find as you stroll the grounds of the Inn or take the Oasis
of Mara Nature Trail from the Joshua Tree National Park
Visitors Center. The most common types are marked with
a C on the list. Depending on the time of year more
migrants will be observed. Please report any new sightings
not found on the list.
In 1929 the Oasis of Mara was descried as a fan
palm oasis with four ponds which regularly
overflowed about a half mile to the north out into
the desert. We now know that the Oasis of Mara
formed along the Pinto Mountain Faultline
approximately 9,000 years ago and water has been
available since. Undoubtedly, birds immediately
found this water source.

The Oasis offers all the essentials for migrating
birds such as food and water, and cover, to rest,
escape predators, get out of the sun, and in the
springtime a place to nest. The Oasis can be seen
from above, and from far away, with the mile-long
green line of Washingtonia palms saying “land
here”.

Over the years there have been 180 different types
of birds documented here on our grounds, 127 of
which have been added to the eBird database.

We invite you to come birding at the 29 Palms Inn,
and to participate by submitting all observations to
the eBird database. This database provides
scientists, researchers and naturalists with real-
time data about bird distribution and by submitting
your findings it not only allows researchers to learn
more about the birds you find, but also, and equally
important, the birds the you didn't find in the area.
All of this information combined helps researchers
better understand bird behavior in response to
environmental change.

This checklist is a quick look at what one might
expect to find as you stroll the grounds of the Inn
or take the Oasis of Mara Nature Trail from the
Joshua Tree National Park Visitors Center. The
most common types are marked with a C on the
list. Depending on the time of year more migrants
will be observed. Please report any new sightings
not found on the list.
In 1929 the Oasis of Mara was
descried as a fan palm oasis with
four ponds which regularly
overflowed about a half mile to
the north out into the desert. We
now know that the Oasis of Mara
formed along the Pinto Mountain
Faultline approximately 9,000
years ago and water has been
available since. Undoubtedly, birds
immediately found this water
source.

The Oasis offers all the essentials
for migrating birds such as food
and water, and cover, to rest,
escape predators, get out of the
sun, and in the springtime a place
to nest. The Oasis can be seen
from above, and from far away,
with the mile-long green line of
Washingtonia palms saying “land
here”.

Over the years there have been
180 different types of birds
documented here on our grounds,
127 of which have been added to
the eBird database.

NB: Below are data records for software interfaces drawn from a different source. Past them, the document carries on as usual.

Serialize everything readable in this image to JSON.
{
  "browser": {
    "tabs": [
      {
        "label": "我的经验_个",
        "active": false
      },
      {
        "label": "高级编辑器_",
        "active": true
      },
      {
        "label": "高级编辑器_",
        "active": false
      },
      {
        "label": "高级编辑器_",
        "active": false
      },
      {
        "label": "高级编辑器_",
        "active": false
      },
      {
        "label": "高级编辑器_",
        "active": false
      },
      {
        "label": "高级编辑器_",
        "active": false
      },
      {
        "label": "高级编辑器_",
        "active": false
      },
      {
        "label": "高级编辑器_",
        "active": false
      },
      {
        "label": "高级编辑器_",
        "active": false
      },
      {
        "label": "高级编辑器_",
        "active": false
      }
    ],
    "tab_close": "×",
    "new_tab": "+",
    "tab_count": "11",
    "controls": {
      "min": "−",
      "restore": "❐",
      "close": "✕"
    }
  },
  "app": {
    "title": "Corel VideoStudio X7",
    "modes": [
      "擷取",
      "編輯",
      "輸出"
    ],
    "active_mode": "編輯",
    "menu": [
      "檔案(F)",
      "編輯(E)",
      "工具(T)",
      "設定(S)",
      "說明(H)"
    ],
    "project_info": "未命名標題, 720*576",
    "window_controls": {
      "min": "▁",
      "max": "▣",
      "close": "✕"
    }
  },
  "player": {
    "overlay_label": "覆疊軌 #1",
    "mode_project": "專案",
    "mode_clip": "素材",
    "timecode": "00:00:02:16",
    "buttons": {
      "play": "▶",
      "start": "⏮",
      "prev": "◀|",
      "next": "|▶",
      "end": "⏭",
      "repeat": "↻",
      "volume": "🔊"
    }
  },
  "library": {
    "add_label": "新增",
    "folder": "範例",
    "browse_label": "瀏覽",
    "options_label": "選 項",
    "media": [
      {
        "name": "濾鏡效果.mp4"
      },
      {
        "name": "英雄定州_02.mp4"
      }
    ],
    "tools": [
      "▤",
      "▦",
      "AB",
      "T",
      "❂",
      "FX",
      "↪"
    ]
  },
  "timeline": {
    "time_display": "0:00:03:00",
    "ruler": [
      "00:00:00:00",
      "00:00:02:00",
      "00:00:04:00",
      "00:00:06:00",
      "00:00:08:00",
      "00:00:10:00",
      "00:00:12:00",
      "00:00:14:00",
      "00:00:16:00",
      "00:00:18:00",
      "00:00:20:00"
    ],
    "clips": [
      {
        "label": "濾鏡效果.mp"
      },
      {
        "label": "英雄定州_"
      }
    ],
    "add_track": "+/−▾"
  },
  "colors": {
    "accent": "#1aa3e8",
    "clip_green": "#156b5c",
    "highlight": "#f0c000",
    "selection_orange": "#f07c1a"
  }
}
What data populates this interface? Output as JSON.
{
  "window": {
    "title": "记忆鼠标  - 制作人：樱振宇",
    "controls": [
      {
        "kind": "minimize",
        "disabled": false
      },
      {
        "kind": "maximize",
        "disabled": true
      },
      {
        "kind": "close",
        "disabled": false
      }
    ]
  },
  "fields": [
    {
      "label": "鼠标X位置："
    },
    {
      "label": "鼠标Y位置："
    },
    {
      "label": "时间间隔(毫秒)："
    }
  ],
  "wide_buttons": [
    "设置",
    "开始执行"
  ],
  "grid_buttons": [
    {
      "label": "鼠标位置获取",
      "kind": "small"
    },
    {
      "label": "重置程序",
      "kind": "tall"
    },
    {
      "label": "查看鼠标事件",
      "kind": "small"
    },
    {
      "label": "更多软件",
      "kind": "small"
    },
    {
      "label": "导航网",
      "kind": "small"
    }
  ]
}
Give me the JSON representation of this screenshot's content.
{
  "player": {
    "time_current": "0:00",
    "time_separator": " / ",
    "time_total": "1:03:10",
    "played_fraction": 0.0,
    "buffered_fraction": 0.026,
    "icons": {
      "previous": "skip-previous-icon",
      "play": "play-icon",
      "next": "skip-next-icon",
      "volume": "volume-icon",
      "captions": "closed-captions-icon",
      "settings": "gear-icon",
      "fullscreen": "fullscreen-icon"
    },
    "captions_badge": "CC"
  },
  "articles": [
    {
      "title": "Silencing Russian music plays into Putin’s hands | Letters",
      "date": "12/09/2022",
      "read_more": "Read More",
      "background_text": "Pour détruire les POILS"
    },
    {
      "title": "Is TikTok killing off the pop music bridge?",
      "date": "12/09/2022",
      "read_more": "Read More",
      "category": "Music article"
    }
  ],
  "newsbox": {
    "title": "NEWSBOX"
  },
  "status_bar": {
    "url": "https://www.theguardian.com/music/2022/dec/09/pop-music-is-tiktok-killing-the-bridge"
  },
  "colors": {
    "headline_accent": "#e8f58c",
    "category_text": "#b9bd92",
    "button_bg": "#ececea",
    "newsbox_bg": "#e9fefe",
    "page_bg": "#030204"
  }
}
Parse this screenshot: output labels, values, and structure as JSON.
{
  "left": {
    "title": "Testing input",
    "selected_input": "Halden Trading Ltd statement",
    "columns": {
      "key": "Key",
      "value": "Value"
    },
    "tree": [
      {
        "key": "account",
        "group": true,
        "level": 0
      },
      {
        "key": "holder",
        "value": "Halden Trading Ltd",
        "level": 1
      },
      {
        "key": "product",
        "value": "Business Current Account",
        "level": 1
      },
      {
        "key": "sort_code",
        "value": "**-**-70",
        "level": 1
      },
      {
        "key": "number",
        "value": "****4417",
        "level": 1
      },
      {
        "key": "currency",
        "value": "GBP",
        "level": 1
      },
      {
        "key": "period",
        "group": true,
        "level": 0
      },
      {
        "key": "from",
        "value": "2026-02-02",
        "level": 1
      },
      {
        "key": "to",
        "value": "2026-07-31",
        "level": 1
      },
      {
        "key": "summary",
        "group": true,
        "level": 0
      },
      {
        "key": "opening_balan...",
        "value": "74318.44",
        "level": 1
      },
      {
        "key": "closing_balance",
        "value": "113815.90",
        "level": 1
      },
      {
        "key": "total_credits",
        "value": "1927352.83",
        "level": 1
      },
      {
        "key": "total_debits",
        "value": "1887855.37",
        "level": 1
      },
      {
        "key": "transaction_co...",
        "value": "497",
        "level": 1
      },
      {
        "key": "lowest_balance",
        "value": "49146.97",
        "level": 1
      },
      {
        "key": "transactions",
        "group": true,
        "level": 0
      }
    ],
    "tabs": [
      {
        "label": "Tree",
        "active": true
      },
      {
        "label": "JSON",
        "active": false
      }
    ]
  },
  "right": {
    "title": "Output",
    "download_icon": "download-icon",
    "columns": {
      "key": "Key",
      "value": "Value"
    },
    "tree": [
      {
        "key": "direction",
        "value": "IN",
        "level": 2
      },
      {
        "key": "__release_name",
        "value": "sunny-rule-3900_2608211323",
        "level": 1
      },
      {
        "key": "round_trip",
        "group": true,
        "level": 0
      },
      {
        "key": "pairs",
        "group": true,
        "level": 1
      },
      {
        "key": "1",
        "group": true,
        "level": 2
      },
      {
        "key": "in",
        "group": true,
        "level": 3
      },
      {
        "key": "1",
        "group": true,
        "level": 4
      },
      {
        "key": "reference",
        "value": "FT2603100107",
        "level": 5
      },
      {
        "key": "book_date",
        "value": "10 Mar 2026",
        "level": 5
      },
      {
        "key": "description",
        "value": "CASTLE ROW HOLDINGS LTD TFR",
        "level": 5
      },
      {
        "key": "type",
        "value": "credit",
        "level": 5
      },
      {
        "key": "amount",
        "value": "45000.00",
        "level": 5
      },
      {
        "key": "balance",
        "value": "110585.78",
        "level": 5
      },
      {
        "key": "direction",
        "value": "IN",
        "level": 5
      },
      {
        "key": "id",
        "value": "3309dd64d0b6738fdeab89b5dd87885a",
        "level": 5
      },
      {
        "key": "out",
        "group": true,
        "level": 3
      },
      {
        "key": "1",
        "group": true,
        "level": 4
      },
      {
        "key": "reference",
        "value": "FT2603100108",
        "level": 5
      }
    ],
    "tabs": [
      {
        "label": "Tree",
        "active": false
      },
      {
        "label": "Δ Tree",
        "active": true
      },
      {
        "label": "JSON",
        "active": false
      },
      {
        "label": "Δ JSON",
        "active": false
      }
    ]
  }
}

We invite you to come birding at
the 29 Palms Inn, and to
participate by submitting all
observations to the eBird
database. This database provides
scientists, researchers and
naturalists with real-time data
about bird distribution and by
submitting your findings it not
only allows researchers to learn
more about the birds you find, but
also, and equally important, the
birds the you didn't find in the
area. All of this information
combined helps researchers better
understand bird behavior in
response to environmental
change.

This checklist is a quick look at
what one might expect to find as
you stroll the grounds of the Inn
or take the Oasis of Mara Nature
Trail from the Joshua Tree
National Park Visitors Center.
The most common types are
marked with a C on the list.
Depending on the time of year
more migrants will be observed.
Please report any new sightings
not found on the list.

Instagram Icom
Facebook Icon
Twitter Icon
Google Plus icon